(Items from an interface collection)
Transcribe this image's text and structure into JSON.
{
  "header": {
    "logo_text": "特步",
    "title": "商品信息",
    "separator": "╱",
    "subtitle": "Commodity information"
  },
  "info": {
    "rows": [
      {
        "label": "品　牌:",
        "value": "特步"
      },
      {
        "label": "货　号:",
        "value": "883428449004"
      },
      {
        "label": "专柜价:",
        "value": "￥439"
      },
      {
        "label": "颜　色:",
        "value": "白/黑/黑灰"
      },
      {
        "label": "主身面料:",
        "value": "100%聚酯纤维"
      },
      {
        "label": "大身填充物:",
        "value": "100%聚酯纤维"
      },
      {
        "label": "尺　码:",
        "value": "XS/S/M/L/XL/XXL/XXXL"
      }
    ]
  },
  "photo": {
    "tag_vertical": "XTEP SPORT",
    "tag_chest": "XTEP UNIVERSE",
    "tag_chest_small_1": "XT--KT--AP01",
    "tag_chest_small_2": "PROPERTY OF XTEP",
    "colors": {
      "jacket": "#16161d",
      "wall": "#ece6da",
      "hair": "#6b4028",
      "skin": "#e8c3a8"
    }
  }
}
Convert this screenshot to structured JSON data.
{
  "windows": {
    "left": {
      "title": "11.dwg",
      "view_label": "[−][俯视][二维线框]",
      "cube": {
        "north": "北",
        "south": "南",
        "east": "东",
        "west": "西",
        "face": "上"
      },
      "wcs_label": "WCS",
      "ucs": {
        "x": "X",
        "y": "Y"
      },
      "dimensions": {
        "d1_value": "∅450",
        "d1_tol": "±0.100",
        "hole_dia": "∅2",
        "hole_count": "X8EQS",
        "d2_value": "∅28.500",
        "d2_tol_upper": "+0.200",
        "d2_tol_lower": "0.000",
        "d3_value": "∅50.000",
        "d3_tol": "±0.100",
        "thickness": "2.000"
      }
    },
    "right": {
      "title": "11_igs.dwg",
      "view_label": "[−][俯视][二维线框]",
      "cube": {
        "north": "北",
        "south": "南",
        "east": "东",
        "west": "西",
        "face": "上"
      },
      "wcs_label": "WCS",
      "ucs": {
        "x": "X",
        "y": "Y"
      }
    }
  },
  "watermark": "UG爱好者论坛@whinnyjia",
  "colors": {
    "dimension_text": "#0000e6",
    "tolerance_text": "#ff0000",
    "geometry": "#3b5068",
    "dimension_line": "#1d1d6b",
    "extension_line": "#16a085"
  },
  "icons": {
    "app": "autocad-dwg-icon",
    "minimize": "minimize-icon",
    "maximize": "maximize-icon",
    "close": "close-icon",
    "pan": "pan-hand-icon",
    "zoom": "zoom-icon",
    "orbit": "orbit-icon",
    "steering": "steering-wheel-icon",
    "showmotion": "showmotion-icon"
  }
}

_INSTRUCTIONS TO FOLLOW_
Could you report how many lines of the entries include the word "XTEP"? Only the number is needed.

_RESPONSE TO THIS TASK_
3